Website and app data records

________________

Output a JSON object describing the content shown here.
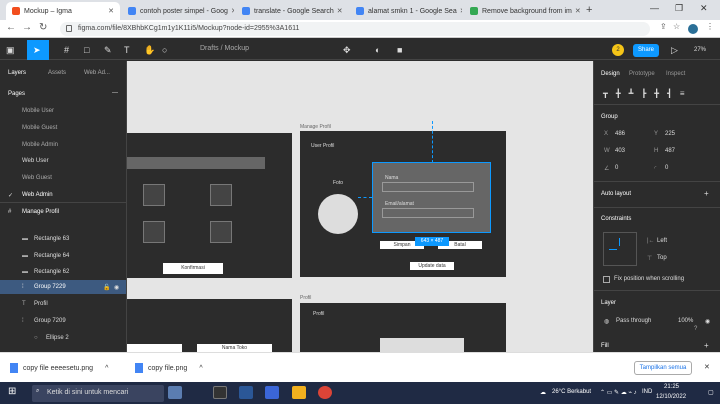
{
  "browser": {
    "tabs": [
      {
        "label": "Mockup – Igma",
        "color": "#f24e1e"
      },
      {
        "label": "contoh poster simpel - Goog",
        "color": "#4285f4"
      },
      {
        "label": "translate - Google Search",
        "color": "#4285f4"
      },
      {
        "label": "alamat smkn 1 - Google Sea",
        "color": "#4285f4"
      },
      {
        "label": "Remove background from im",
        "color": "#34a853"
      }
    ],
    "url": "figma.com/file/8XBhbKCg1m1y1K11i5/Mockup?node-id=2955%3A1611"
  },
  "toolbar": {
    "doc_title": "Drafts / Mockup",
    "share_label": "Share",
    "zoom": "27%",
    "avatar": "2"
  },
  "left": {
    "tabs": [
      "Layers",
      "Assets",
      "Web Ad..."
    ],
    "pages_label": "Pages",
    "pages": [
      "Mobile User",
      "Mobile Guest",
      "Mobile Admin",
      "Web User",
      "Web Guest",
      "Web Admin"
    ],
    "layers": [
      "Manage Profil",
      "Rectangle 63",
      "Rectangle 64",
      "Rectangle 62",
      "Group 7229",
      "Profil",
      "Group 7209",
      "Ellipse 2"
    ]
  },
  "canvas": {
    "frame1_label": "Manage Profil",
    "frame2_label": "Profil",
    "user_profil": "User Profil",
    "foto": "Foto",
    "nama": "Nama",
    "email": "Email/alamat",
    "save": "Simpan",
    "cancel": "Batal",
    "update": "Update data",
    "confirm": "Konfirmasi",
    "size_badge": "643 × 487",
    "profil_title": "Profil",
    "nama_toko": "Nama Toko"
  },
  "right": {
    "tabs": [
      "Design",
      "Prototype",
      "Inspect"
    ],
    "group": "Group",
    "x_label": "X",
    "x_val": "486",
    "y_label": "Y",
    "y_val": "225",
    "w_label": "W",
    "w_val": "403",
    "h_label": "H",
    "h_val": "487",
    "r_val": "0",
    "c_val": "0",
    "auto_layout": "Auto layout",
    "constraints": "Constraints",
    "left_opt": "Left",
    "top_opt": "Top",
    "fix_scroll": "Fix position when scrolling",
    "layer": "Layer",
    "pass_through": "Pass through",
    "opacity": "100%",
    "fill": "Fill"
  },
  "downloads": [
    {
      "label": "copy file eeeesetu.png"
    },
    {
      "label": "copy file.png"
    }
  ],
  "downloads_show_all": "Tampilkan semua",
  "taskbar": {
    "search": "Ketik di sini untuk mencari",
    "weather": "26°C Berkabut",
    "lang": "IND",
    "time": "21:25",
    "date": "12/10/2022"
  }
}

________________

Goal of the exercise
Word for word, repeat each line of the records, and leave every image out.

Response box
Output a JSON object describing the content shown here.
{
  "browser": {
    "tabs": [
      {
        "label": "Mockup – Igma",
        "color": "#f24e1e"
      },
      {
        "label": "contoh poster simpel - Goog",
        "color": "#4285f4"
      },
      {
        "label": "translate - Google Search",
        "color": "#4285f4"
      },
      {
        "label": "alamat smkn 1 - Google Sea",
        "color": "#4285f4"
      },
      {
        "label": "Remove background from im",
        "color": "#34a853"
      }
    ],
    "url": "figma.com/file/8XBhbKCg1m1y1K11i5/Mockup?node-id=2955%3A1611"
  },
  "toolbar": {
    "doc_title": "Drafts / Mockup",
    "share_label": "Share",
    "zoom": "27%",
    "avatar": "2"
  },
  "left": {
    "tabs": [
      "Layers",
      "Assets",
      "Web Ad..."
    ],
    "pages_label": "Pages",
    "pages": [
      "Mobile User",
      "Mobile Guest",
      "Mobile Admin",
      "Web User",
      "Web Guest",
      "Web Admin"
    ],
    "layers": [
      "Manage Profil",
      "Rectangle 63",
      "Rectangle 64",
      "Rectangle 62",
      "Group 7229",
      "Profil",
      "Group 7209",
      "Ellipse 2"
    ]
  },
  "canvas": {
    "frame1_label": "Manage Profil",
    "frame2_label": "Profil",
    "user_profil": "User Profil",
    "foto": "Foto",
    "nama": "Nama",
    "email": "Email/alamat",
    "save": "Simpan",
    "cancel": "Batal",
    "update": "Update data",
    "confirm": "Konfirmasi",
    "size_badge": "643 × 487",
    "profil_title": "Profil",
    "nama_toko": "Nama Toko"
  },
  "right": {
    "tabs": [
      "Design",
      "Prototype",
      "Inspect"
    ],
    "group": "Group",
    "x_label": "X",
    "x_val": "486",
    "y_label": "Y",
    "y_val": "225",
    "w_label": "W",
    "w_val": "403",
    "h_label": "H",
    "h_val": "487",
    "r_val": "0",
    "c_val": "0",
    "auto_layout": "Auto layout",
    "constraints": "Constraints",
    "left_opt": "Left",
    "top_opt": "Top",
    "fix_scroll": "Fix position when scrolling",
    "layer": "Layer",
    "pass_through": "Pass through",
    "opacity": "100%",
    "fill": "Fill"
  },
  "downloads": [
    {
      "label": "copy file eeeesetu.png"
    },
    {
      "label": "copy file.png"
    }
  ],
  "downloads_show_all": "Tampilkan semua",
  "taskbar": {
    "search": "Ketik di sini untuk mencari",
    "weather": "26°C Berkabut",
    "lang": "IND",
    "time": "21:25",
    "date": "12/10/2022"
  }
}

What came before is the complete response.